Kitchen Cabinet Order Process

It was a very busy week last week. Of course, a large cabinet order for a kitchen had to be edited while I was away, which I did (while I was away). Then, it had to be looked at in its entirety again right after I got back, to do the back and forth editing with the factory, which I did, and have just finished.

I thought it would be interesting to give you a little glimpse of what is involved in ordering a kitchen, this stage of the order processing, which is the final stage. It's a stressful time. It's decision time, fish or cut bait, do or die, last chance and all that!

I do things the long way. When I put in my cabinet order, it's probably 95% accurate. Usually, that is because I need to rush the order writing somewhat so that I can reserve a particular week for delivery...timing is always critical in my line of business! At this time, the client and I go over the final plans and they place the deposit with me. In the course of going over every final detail, more issues often arise, changes, rethinking, etc. on the part of the client. I permit that, I never discourage it, because I want my clients to have things "their way." I want them to have every opportunity, even if it comes later than it should, to make their kitchen the way they want it.

Sometimes, as in this case, the client kept thinking and rethinking things well after we first placed the order, and I continued to accommodate this client until the day before I left for my trip (a surprise two hour meeting!) And, then we emailed and spoke again while I was away!

When the factory gives me back their interpretation of my written order, and before production, it looks like the image, here!

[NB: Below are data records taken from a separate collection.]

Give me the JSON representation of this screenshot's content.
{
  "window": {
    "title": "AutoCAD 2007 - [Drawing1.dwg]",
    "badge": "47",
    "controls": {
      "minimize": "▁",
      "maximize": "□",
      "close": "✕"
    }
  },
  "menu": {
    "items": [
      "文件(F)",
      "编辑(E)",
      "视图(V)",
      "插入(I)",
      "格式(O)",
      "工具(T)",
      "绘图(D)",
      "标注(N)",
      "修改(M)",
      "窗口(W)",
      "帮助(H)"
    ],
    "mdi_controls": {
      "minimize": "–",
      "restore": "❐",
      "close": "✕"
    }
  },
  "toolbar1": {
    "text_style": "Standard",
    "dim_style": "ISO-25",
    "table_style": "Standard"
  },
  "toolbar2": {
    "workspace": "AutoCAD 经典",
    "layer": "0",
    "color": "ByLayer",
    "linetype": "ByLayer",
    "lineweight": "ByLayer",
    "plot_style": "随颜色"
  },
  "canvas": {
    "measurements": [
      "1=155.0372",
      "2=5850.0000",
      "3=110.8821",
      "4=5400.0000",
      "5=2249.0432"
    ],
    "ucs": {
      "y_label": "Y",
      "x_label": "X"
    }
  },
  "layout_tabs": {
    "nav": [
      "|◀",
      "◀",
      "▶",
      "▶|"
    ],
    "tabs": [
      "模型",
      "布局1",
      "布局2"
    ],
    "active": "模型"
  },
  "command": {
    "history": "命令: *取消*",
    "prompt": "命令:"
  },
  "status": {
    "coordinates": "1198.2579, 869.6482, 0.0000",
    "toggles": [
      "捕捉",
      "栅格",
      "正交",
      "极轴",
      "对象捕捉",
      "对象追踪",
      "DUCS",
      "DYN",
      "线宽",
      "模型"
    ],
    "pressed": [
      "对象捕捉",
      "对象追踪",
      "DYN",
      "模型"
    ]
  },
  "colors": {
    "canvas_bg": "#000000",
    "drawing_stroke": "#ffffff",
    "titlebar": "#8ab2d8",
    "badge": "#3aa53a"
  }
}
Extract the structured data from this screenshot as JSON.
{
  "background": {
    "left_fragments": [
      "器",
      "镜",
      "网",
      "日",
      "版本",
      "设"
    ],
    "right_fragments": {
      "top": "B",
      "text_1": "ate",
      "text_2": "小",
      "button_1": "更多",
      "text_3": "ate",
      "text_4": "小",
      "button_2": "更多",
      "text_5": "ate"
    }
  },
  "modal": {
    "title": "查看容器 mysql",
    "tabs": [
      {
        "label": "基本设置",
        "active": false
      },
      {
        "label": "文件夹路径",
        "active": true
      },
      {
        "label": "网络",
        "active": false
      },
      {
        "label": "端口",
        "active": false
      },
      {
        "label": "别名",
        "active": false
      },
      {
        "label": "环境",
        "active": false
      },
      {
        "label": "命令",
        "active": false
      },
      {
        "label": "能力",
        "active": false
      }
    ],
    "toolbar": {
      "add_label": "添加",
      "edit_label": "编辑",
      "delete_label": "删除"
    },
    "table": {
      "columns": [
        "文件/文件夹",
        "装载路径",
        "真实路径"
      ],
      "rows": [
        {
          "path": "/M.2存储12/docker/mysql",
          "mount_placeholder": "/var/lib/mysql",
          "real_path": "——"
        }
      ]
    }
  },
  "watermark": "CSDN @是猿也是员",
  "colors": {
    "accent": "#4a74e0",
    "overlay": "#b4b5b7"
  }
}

I need to start from scratch with every single dimension for the entire room, taking another look at a couple of hundred+ cabinet order details, and taking everything else (appliance specs & more) into consideration all over again. That's how I do it.  It takes focused concentration for long periods of time.  As a result, I never, ever, have a problem with a cabinet's fit, and I'll often come up with new, better, ways of detailing a cabinet during this time.

There are four pieces of information that I check, one against the other, constantly: the specifications list in the contract, the floor plan and elevations, my order to the factory, and the original dimensions from the space. Back and forth, one to the other and back again.

Sometimes I have not been 100% clear in the order, and sometimes the factory makes a mistake or misinterpretation on their edited copy of the actual order. They check me, and I then check their final interpretation before it goes into production. We communicate via phone and email. To me, it's not over until it's the last day before production (well, the goal is to have it be over when the factory begins their editing process!) You can get a sense of how detailed a designer is if you ask him/her to tell you how he/she edits their orders with the factory. Sometimes I call it engineering the cabinetry to fit, as I design all cabinetry to the 1/8". If they roll their eyes at the thought of this stage of the process, it's a good sign! Now the order is done, and guess what, when the cabinets arrive, I'm doing the whole thing all over again to remember why I did what I did!

Kitchen%20Order.jpg 

 

Posted on September 10, 2007 and filed under Project Management.